Abstract: Differential Evolution (DE) has become one of the most important metaheuristics during the recent years, obtaining attractive results in solving many engineering optimization problems. However, the performance of DE is not always strong when seeking optimal solutions. It has two major problems in real world applications. First, it can easily get stuck in a local optimum or fail to generate better solutions before the population has converged. Secondly, its performance is significantly influenced by the control parameters, which are problem dependent and which vary in different regions of space under exploration.  It usually entails a time consuming trial-and-error procedure to set suitable parameters for DE in a specific problem, particularly for those practioners with limited knowledge and experience of using this technique. This thesis aims to develop new DE algorithms to address the two aforementioned problems. To mitigate the first problem, we studied the hybridization of DE with local search techniques to enhance the efficiency of search. The main idea is to apply a local search mechanism to the best individual in each generation of DE to exploit the most promising regions during the evolutionary processs so as to speed up the convergence or increase the chance to scape from local optima. Four local search strategies have been integrated  and tested in the global DE framework, leading to variants of the memetic DE algorithms with different properties concerning diversification and intensification. For tackling the second problem, we propose a greedy adaptation method for dynamic adjustment of the control parameters in DE. It is implemented by conducting greedy search repeatedly during the run of DE to reach better parameter assignments in the neighborhood of a current candidate.
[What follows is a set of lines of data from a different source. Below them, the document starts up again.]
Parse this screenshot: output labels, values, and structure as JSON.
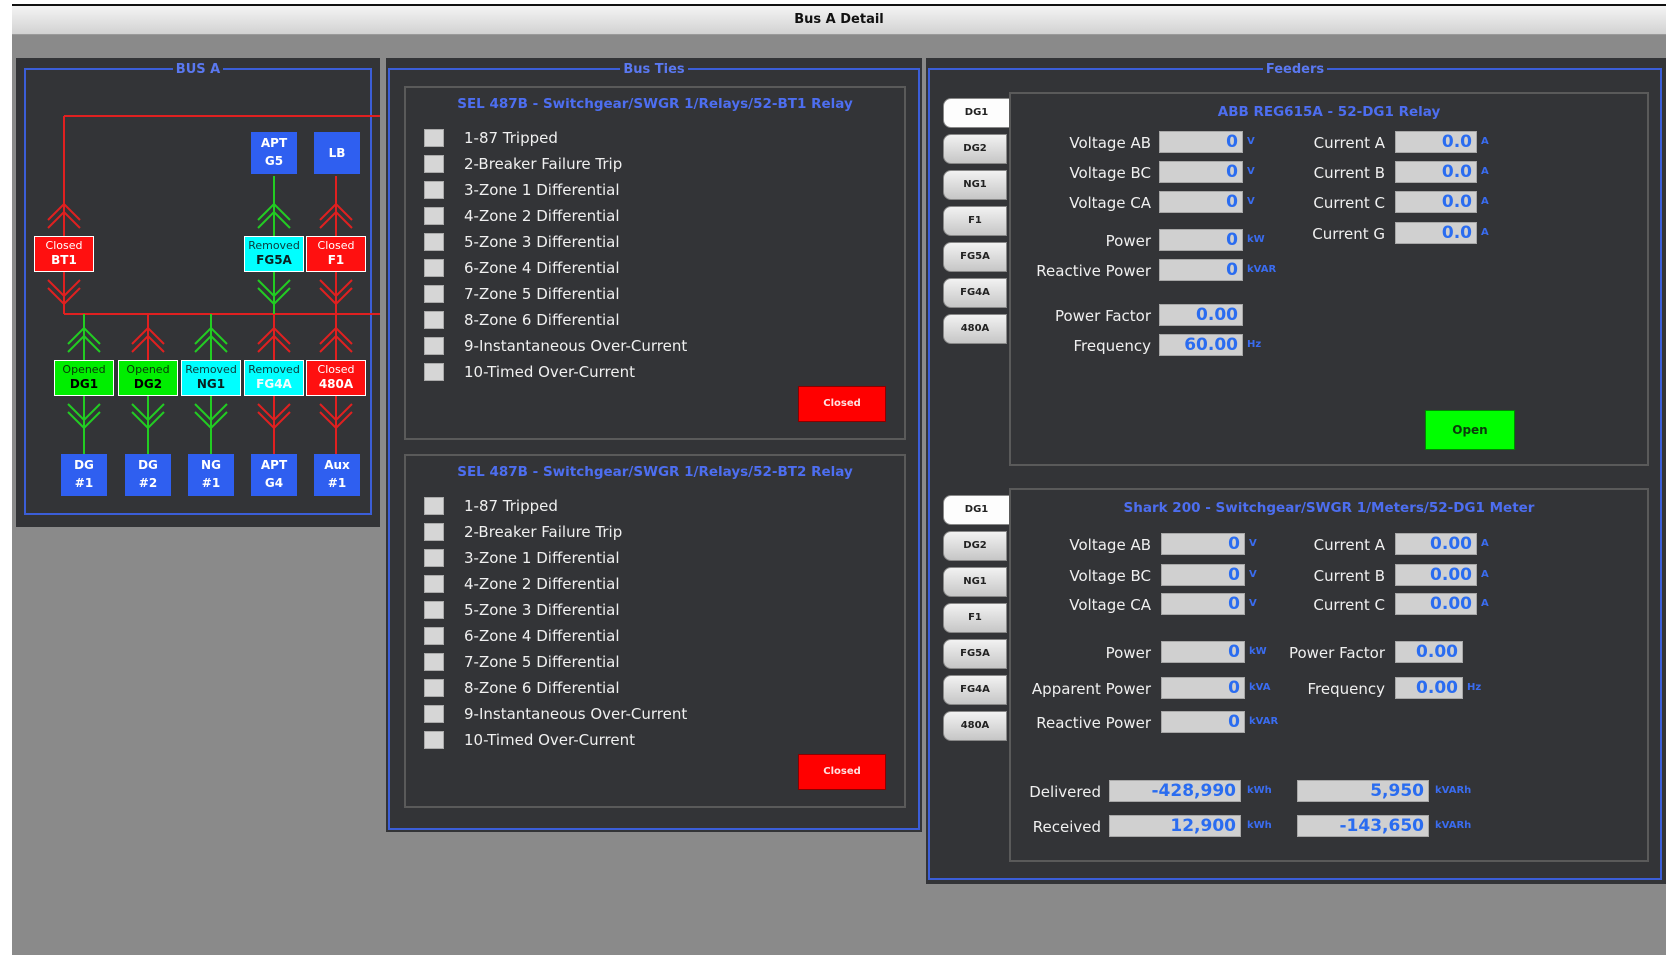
{
  "window": {
    "title": "Bus A Detail"
  },
  "bus_a": {
    "title": "BUS A",
    "top_sources": [
      {
        "line1": "APT",
        "line2": "G5"
      },
      {
        "line1": "LB",
        "line2": ""
      }
    ],
    "top_breakers": [
      {
        "status": "Closed",
        "name": "BT1",
        "color": "#ff1010"
      },
      {
        "status": "Removed",
        "name": "FG5A",
        "color": "#00ffff"
      },
      {
        "status": "Closed",
        "name": "F1",
        "color": "#ff1010"
      }
    ],
    "bottom_breakers": [
      {
        "status": "Opened",
        "name": "DG1",
        "color": "#00ee00"
      },
      {
        "status": "Opened",
        "name": "DG2",
        "color": "#00ee00"
      },
      {
        "status": "Removed",
        "name": "NG1",
        "color": "#00ffff"
      },
      {
        "status": "Removed",
        "name": "FG4A",
        "color": "#00ffff"
      },
      {
        "status": "Closed",
        "name": "480A",
        "color": "#ff1010"
      }
    ],
    "bottom_sources": [
      {
        "line1": "DG",
        "line2": "#1"
      },
      {
        "line1": "DG",
        "line2": "#2"
      },
      {
        "line1": "NG",
        "line2": "#1"
      },
      {
        "line1": "APT",
        "line2": "G4"
      },
      {
        "line1": "Aux",
        "line2": "#1"
      }
    ]
  },
  "bus_ties": {
    "title": "Bus Ties",
    "relays": [
      {
        "title": "SEL 487B - Switchgear/SWGR 1/Relays/52-BT1 Relay",
        "items": [
          "1-87 Tripped",
          "2-Breaker Failure Trip",
          "3-Zone 1 Differential",
          "4-Zone 2 Differential",
          "5-Zone 3 Differential",
          "6-Zone 4 Differential",
          "7-Zone 5 Differential",
          "8-Zone 6 Differential",
          "9-Instantaneous Over-Current",
          "10-Timed Over-Current"
        ],
        "button": "Closed"
      },
      {
        "title": "SEL 487B - Switchgear/SWGR 1/Relays/52-BT2 Relay",
        "items": [
          "1-87 Tripped",
          "2-Breaker Failure Trip",
          "3-Zone 1 Differential",
          "4-Zone 2 Differential",
          "5-Zone 3 Differential",
          "6-Zone 4 Differential",
          "7-Zone 5 Differential",
          "8-Zone 6 Differential",
          "9-Instantaneous Over-Current",
          "10-Timed Over-Current"
        ],
        "button": "Closed"
      }
    ]
  },
  "feeders": {
    "title": "Feeders",
    "tabs": [
      "DG1",
      "DG2",
      "NG1",
      "F1",
      "FG5A",
      "FG4A",
      "480A"
    ],
    "relay": {
      "title": "ABB REG615A - 52-DG1 Relay",
      "voltage_ab": {
        "label": "Voltage AB",
        "value": "0",
        "unit": "V"
      },
      "voltage_bc": {
        "label": "Voltage BC",
        "value": "0",
        "unit": "V"
      },
      "voltage_ca": {
        "label": "Voltage CA",
        "value": "0",
        "unit": "V"
      },
      "power": {
        "label": "Power",
        "value": "0",
        "unit": "kW"
      },
      "reactive_power": {
        "label": "Reactive Power",
        "value": "0",
        "unit": "kVAR"
      },
      "power_factor": {
        "label": "Power Factor",
        "value": "0.00"
      },
      "frequency": {
        "label": "Frequency",
        "value": "60.00",
        "unit": "Hz"
      },
      "current_a": {
        "label": "Current A",
        "value": "0.0",
        "unit": "A"
      },
      "current_b": {
        "label": "Current B",
        "value": "0.0",
        "unit": "A"
      },
      "current_c": {
        "label": "Current C",
        "value": "0.0",
        "unit": "A"
      },
      "current_g": {
        "label": "Current G",
        "value": "0.0",
        "unit": "A"
      },
      "button": "Open"
    },
    "meter": {
      "title": "Shark 200 - Switchgear/SWGR 1/Meters/52-DG1 Meter",
      "voltage_ab": {
        "label": "Voltage AB",
        "value": "0",
        "unit": "V"
      },
      "voltage_bc": {
        "label": "Voltage BC",
        "value": "0",
        "unit": "V"
      },
      "voltage_ca": {
        "label": "Voltage CA",
        "value": "0",
        "unit": "V"
      },
      "power": {
        "label": "Power",
        "value": "0",
        "unit": "kW"
      },
      "apparent_power": {
        "label": "Apparent Power",
        "value": "0",
        "unit": "kVA"
      },
      "reactive_power": {
        "label": "Reactive Power",
        "value": "0",
        "unit": "kVAR"
      },
      "current_a": {
        "label": "Current A",
        "value": "0.00",
        "unit": "A"
      },
      "current_b": {
        "label": "Current B",
        "value": "0.00",
        "unit": "A"
      },
      "current_c": {
        "label": "Current C",
        "value": "0.00",
        "unit": "A"
      },
      "power_factor": {
        "label": "Power Factor",
        "value": "0.00"
      },
      "frequency": {
        "label": "Frequency",
        "value": "0.00",
        "unit": "Hz"
      },
      "delivered": {
        "label": "Delivered",
        "kwh": "-428,990",
        "kwh_unit": "kWh",
        "kvarh": "5,950",
        "kvarh_unit": "kVARh"
      },
      "received": {
        "label": "Received",
        "kwh": "12,900",
        "kwh_unit": "kWh",
        "kvarh": "-143,650",
        "kvarh_unit": "kVARh"
      }
    }
  }
}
The candidates are assessed by considering both, the success rate and also fitness improvement of trial solutions against the target ones. The incorporation of this greedy parameter adaptation method into standard DE has led to a new adaptive DE algorithm, referred to as Greedy Adaptive Differential Evolution (GADE). The methods proposed in this thesis have been tested in different benchmark problems and compared with the state of the art algorithms, obtaining competitive results. Furthermore, the proposed GADE algorithm has been applied in an industrial scenario achieving more accurate results than those obtained by a standard DE algorithm.